Committee backs academic’s calls to enshrine education in violence bill
20 Tachwedd 2014
Mae'r cynnwys hwn ar gael yn Saesneg yn unig.
An influential group of AMs has backed calls from a Cardiff University academic to enshrine education and children's rights in law as part of a Bill to end gender-based violence in Wales.
Professor Emma Renold who leads the Gender and Sexualities Research Group in the School of Social Sciences has long maintained that provisions to make it compulsory for schools to address inter-personal violence and safe relationships have been notably absent from the Gender-based Violence, Domestic Abuse and Sexual Violence (Wales) Bill.
Based on her research into the views and experiences of pre-teen boys and girls growing up in a sexist society, Professor Renold has argued that without legislative change to ensure all school children and young people in Wales receive a relevant and comprehensive healthy relationships education, the cycle of gender and sexual violence in children's peer cultures will prevail.
The National Assembly for Wales' Communities, Equality and Local Government Committee has now called for theWelsh Government to make provisions in the Bill for it to be mandatory for schools to provide whole-school, age-appropriate education programmes on healthy relationships.
The Committee's report concluded: "One of the Committees' main concerns was the omission of education proposals within the Bill, given that education is the most crucial part of preventing gender-based violence. We also felt there was a lack of emphasis on the specific needs of children and young people who are at risk, or victims of domestic abuse and we believe this should be addressed."
Professor Renold's study 'Girls and Boys Speak Out: A Qualitative Study of Children's Gender and Sexual Cultures (age 10-12)' is the first study of its kind. It details in their own words, the views and experiences of pre-teen boys and girls growing up in a sexist society, and addresses the absence of young people's own experiences of everyday sexism and sexual harassment, online and offline.
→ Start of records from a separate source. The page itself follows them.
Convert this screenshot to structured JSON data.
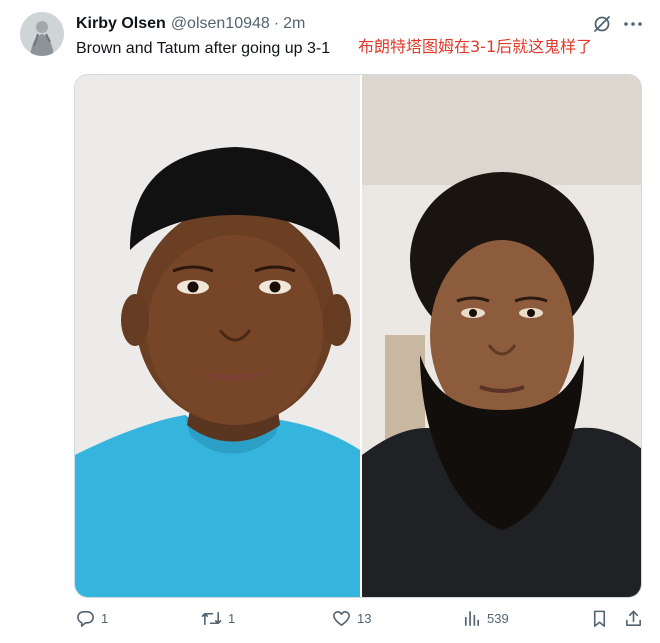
{
  "author": {
    "name": "Kirby Olsen",
    "handle": "@olsen10948",
    "separator": "·",
    "time": "2m"
  },
  "tweet": {
    "text": "Brown and Tatum after going up 3-1",
    "annotation": "布朗特塔图姆在3-1后就这鬼样了"
  },
  "actions": {
    "replies": "1",
    "reposts": "1",
    "likes": "13",
    "views": "539"
  },
  "icons": {
    "grok": "grok-icon",
    "more": "more-icon",
    "reply": "reply-icon",
    "repost": "repost-icon",
    "like": "heart-icon",
    "views": "views-icon",
    "bookmark": "bookmark-icon",
    "share": "share-icon"
  },
  "colors": {
    "annotation": "#e03a2b",
    "secondary_text": "#536471",
    "left_shirt": "#35b4dd",
    "right_cape": "#1f2124"
  }
}
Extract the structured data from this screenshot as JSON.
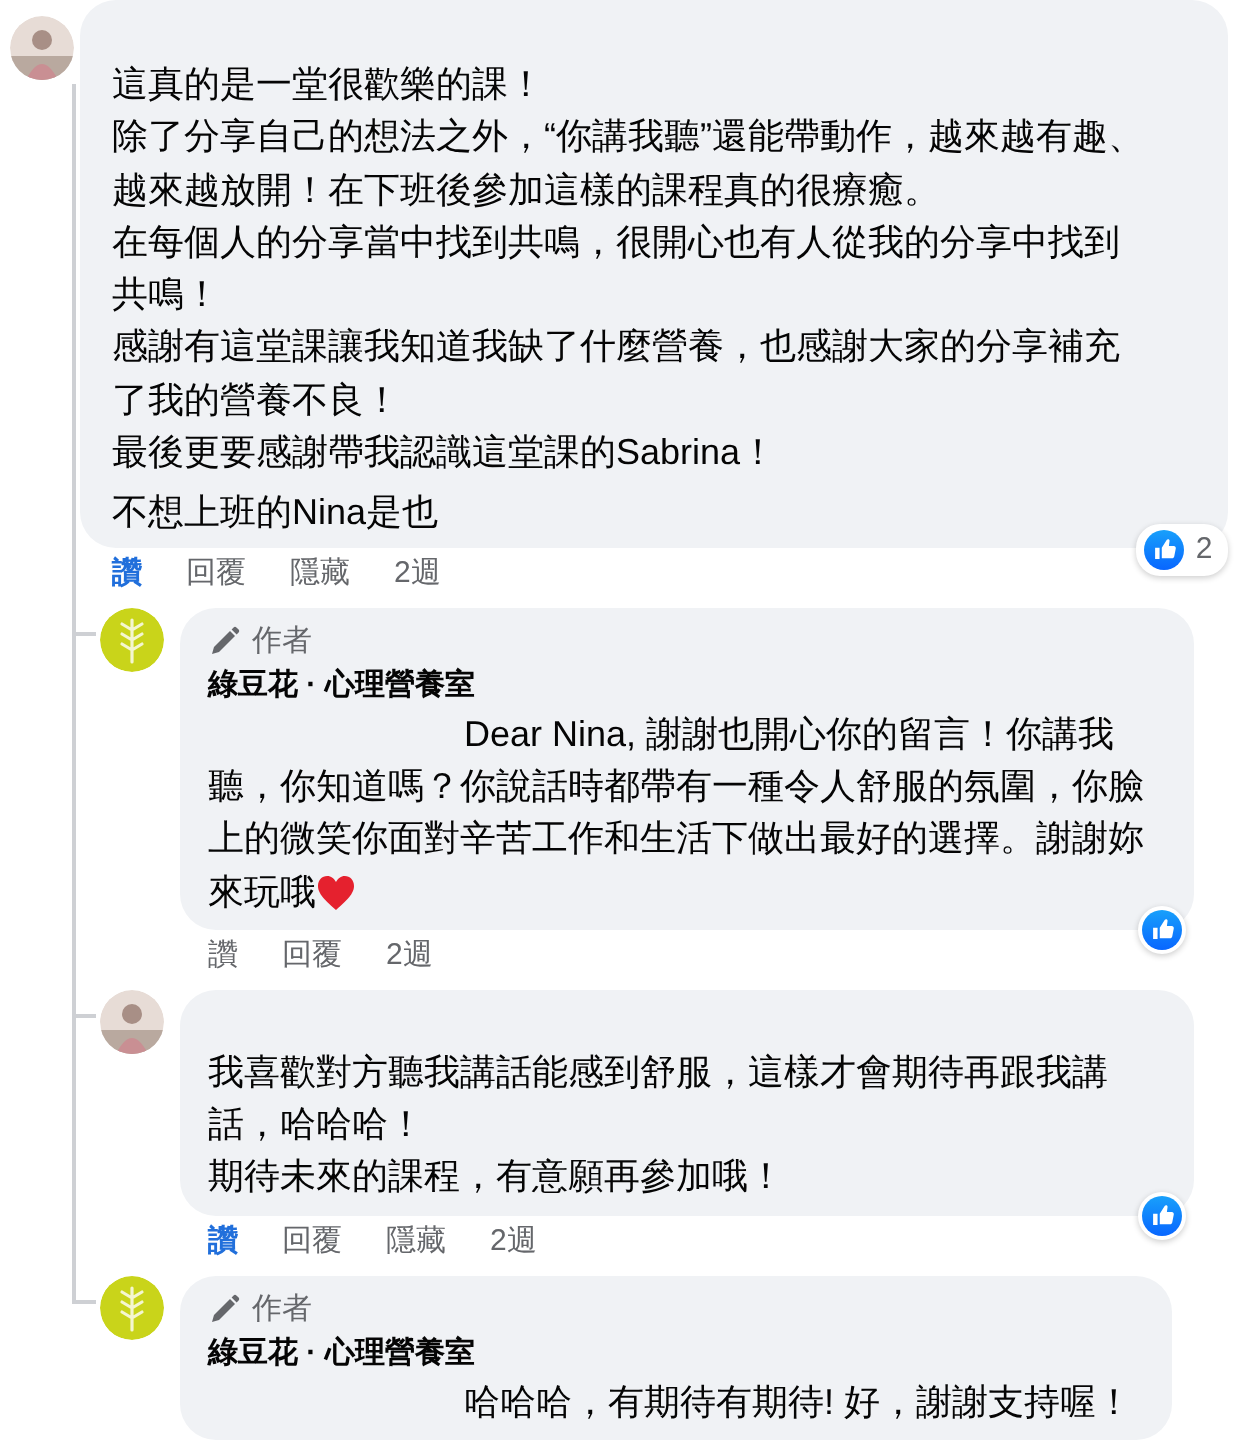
{
  "comment": {
    "paragraphs": [
      "這真的是一堂很歡樂的課！",
      "除了分享自己的想法之外，“你講我聽”還能帶動作，越來越有趣、越來越放開！在下班後參加這樣的課程真的很療癒。",
      "在每個人的分享當中找到共鳴，很開心也有人從我的分享中找到共鳴！",
      "感謝有這堂課讓我知道我缺了什麼營養，也感謝大家的分享補充了我的營養不良！",
      "最後更要感謝帶我認識這堂課的Sabrina！",
      "不想上班的Nina是也"
    ],
    "liked": true,
    "actions": [
      "讚",
      "回覆",
      "隱藏"
    ],
    "time": "2週",
    "reacted": true,
    "reaction_count": "2"
  },
  "replies": [
    {
      "kind": "author_reply",
      "author_badge": "作者",
      "author": "綠豆花 · 心理營養室",
      "paragraphs": [
        "Dear Nina, 謝謝也開心你的留言！你講我聽，你知道嗎？你說話時都帶有一種令人舒服的氛圍，你臉上的微笑你面對辛苦工作和生活下做出最好的選擇。謝謝妳來玩哦"
      ],
      "heart": true,
      "liked": false,
      "actions": [
        "讚",
        "回覆"
      ],
      "time": "2週",
      "reacted": true
    },
    {
      "kind": "reply",
      "paragraphs": [
        "我喜歡對方聽我講話能感到舒服，這樣才會期待再跟我講話，哈哈哈！",
        "期待未來的課程，有意願再參加哦！"
      ],
      "liked": true,
      "actions": [
        "讚",
        "回覆",
        "隱藏"
      ],
      "time": "2週",
      "reacted": true
    },
    {
      "kind": "author_reply",
      "author_badge": "作者",
      "author": "綠豆花 · 心理營養室",
      "paragraphs": [
        "哈哈哈，有期待有期待! 好，謝謝支持喔！"
      ]
    }
  ]
}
Professor Renold said: "I am encouraged to see the Committee's recommendation to place education, children's rights and children and young people's own experiences at the heart of this Bill. Without this a Bill designed to improve arrangements for the prevention of domestic abuse and sexual violence for people living in Wales, will fail. I now look forward to Stage 2 and will be working with children and young people across Wales to ensure they continue to have their voices heard via the WalesViolence Against Women Action Group."
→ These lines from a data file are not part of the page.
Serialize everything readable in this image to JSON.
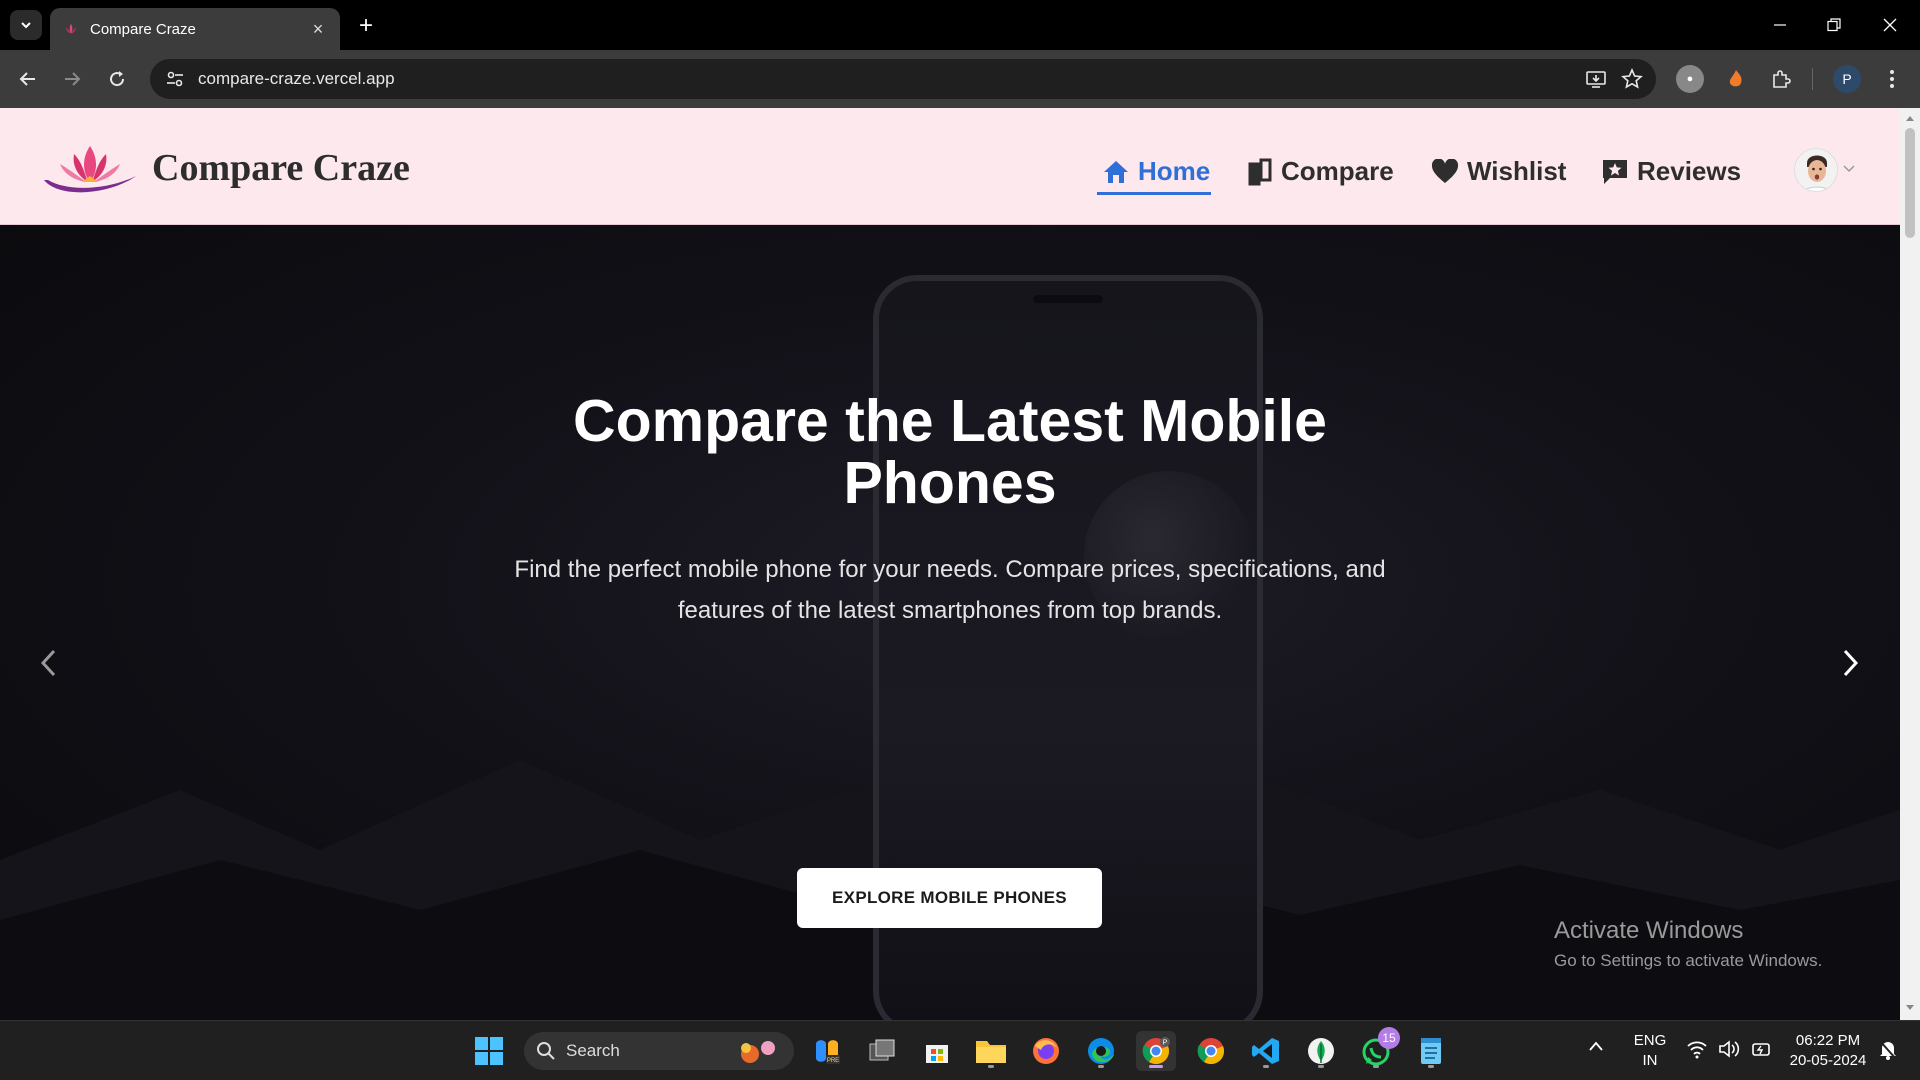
{
  "browser": {
    "tab_title": "Compare Craze",
    "url": "compare-craze.vercel.app",
    "profile_initial": "P"
  },
  "site": {
    "brand": "Compare Craze",
    "nav": [
      {
        "label": "Home",
        "icon": "home-icon",
        "active": true
      },
      {
        "label": "Compare",
        "icon": "compare-icon",
        "active": false
      },
      {
        "label": "Wishlist",
        "icon": "heart-icon",
        "active": false
      },
      {
        "label": "Reviews",
        "icon": "reviews-icon",
        "active": false
      }
    ],
    "accent_color": "#2f6fd6",
    "header_bg": "#fde8ee"
  },
  "hero": {
    "title": "Compare the Latest Mobile Phones",
    "subtitle": "Find the perfect mobile phone for your needs. Compare prices, specifications, and features of the latest smartphones from top brands.",
    "cta_label": "EXPLORE MOBILE PHONES"
  },
  "watermark": {
    "title": "Activate Windows",
    "subtitle": "Go to Settings to activate Windows."
  },
  "taskbar": {
    "search_placeholder": "Search",
    "whatsapp_badge": "15",
    "language": "ENG",
    "region": "IN",
    "time": "06:22 PM",
    "date": "20-05-2024"
  }
}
The General Principles of the Bill will be debated by Assembly Members in the National Assembly for Wales on 25 November 2014, the International Day for the Elimination of Violence against Women and Girls. On the same day, Professor Renold will be giving a keynote on the gendered dynamics of sexual cyber bullying to the Observatoire Régional des Violences Faites aux Femmes, the Regional Council of Paris in France's Observatory on Violence Against Women.